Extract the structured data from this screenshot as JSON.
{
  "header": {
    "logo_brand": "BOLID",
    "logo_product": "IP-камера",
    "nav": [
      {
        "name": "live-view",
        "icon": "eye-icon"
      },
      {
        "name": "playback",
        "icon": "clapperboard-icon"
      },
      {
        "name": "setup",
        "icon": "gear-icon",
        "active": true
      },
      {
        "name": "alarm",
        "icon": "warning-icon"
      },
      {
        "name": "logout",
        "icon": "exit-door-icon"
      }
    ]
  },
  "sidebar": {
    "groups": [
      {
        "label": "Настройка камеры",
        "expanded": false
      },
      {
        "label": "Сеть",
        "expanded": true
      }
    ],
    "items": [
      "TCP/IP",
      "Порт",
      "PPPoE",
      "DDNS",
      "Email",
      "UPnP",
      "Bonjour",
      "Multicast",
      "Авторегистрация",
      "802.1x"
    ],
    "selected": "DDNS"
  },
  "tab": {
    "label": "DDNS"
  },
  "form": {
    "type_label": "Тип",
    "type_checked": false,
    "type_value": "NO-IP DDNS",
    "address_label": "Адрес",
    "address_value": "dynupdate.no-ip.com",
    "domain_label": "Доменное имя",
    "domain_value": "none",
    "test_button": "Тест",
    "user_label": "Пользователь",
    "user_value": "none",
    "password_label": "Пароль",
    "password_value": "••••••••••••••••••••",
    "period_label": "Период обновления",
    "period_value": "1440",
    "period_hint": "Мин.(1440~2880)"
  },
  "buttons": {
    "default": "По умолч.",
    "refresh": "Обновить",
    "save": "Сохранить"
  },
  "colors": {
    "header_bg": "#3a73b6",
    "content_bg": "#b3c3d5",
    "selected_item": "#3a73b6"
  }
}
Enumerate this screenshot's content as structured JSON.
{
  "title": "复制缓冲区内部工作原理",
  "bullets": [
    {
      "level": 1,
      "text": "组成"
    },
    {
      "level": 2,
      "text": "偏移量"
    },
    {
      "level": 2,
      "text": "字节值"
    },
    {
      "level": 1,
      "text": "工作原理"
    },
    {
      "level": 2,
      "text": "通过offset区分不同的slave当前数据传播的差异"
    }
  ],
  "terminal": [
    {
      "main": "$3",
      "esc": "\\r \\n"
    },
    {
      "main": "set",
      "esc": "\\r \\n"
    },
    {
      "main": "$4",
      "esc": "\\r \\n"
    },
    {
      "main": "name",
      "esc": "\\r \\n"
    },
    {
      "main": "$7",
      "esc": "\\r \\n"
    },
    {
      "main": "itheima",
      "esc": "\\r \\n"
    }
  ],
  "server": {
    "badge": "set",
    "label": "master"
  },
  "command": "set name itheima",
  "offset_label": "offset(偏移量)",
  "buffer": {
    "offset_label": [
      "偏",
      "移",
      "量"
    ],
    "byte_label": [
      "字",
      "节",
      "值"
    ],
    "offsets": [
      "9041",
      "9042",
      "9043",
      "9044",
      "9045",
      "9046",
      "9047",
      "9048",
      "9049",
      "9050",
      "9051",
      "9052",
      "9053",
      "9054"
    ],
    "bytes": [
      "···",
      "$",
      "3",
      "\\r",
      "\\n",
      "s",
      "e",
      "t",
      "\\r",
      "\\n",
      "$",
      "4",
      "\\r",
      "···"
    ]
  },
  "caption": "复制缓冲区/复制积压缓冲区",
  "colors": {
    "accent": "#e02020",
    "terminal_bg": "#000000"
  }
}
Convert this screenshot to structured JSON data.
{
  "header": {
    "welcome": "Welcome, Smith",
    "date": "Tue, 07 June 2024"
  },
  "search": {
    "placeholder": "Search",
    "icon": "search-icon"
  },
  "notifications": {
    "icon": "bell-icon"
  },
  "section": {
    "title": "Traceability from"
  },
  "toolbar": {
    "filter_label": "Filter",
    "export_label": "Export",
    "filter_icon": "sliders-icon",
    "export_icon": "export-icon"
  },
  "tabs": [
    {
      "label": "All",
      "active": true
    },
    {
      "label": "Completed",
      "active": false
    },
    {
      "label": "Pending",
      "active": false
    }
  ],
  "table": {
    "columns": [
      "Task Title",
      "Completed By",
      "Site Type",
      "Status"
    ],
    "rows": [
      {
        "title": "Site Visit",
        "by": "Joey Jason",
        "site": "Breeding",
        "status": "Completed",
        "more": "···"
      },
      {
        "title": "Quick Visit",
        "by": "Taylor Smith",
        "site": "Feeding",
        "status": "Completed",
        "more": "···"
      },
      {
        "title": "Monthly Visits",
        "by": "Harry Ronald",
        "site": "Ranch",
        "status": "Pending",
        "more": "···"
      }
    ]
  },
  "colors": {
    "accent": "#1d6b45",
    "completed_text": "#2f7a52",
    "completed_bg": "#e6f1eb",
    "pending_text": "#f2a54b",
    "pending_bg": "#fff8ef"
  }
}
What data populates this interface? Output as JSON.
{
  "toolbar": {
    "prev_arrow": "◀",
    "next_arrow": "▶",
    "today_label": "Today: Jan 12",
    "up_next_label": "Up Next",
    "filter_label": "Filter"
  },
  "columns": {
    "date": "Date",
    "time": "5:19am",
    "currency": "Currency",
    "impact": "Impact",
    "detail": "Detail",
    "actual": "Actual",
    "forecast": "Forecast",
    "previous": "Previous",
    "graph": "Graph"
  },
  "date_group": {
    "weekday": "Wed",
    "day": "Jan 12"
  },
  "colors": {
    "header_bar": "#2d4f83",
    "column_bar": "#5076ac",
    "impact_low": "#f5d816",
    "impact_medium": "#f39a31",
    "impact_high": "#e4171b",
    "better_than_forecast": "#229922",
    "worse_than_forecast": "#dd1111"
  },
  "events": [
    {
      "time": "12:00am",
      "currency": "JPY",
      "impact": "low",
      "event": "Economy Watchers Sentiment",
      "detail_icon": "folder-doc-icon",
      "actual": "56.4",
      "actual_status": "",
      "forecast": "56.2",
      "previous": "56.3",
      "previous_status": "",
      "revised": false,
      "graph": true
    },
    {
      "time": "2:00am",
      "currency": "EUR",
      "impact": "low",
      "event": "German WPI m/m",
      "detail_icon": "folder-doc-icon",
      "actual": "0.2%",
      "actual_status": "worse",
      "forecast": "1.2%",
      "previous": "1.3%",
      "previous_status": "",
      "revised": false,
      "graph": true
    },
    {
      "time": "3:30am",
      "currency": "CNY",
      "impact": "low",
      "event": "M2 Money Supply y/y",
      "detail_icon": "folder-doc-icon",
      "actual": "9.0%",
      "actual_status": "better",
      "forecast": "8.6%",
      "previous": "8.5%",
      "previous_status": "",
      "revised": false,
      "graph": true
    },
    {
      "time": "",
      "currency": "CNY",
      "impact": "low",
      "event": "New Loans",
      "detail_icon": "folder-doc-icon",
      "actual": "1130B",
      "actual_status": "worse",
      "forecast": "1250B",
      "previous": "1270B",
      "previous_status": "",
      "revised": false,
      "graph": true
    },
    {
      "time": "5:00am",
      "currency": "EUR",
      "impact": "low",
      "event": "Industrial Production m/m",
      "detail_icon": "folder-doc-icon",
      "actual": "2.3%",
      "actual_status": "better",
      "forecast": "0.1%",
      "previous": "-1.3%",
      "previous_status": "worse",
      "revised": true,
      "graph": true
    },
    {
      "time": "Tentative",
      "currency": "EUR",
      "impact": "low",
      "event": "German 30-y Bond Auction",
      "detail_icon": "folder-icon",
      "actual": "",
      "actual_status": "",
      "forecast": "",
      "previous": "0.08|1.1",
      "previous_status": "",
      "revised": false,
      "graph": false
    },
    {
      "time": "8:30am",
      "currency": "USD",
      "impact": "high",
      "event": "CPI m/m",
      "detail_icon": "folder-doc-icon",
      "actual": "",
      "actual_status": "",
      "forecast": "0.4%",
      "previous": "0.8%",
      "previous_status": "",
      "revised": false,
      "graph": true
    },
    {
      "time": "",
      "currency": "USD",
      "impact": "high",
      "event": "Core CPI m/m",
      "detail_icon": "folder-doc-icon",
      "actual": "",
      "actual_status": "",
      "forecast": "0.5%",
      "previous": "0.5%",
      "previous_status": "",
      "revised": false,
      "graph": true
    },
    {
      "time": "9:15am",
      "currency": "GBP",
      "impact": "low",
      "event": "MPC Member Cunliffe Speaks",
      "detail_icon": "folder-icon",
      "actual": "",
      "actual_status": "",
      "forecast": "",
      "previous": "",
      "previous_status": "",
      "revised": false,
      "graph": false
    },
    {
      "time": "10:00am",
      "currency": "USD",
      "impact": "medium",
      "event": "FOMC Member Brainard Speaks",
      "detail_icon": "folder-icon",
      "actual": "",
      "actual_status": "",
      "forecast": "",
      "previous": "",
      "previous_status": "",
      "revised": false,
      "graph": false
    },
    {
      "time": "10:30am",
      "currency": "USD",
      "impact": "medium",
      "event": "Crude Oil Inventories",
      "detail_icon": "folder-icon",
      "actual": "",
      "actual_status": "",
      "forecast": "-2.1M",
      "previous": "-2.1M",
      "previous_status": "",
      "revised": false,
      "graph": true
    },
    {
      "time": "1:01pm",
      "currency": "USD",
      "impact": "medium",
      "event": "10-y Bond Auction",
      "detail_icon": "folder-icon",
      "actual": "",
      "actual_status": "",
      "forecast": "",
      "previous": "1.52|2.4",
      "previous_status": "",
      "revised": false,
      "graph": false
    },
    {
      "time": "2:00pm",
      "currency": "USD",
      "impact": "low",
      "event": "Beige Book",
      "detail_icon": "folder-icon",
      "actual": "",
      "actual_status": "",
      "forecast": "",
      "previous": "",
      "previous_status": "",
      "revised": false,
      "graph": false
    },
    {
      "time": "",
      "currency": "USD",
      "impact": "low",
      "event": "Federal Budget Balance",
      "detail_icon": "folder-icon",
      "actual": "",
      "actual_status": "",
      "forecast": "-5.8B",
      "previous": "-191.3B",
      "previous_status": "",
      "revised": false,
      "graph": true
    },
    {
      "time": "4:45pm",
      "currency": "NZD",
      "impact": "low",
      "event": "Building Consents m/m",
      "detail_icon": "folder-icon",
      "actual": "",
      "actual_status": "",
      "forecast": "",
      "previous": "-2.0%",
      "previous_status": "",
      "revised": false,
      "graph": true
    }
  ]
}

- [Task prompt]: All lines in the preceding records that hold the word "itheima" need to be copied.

- [Output below]:
      "main": "itheima",
  "command": "set name itheima",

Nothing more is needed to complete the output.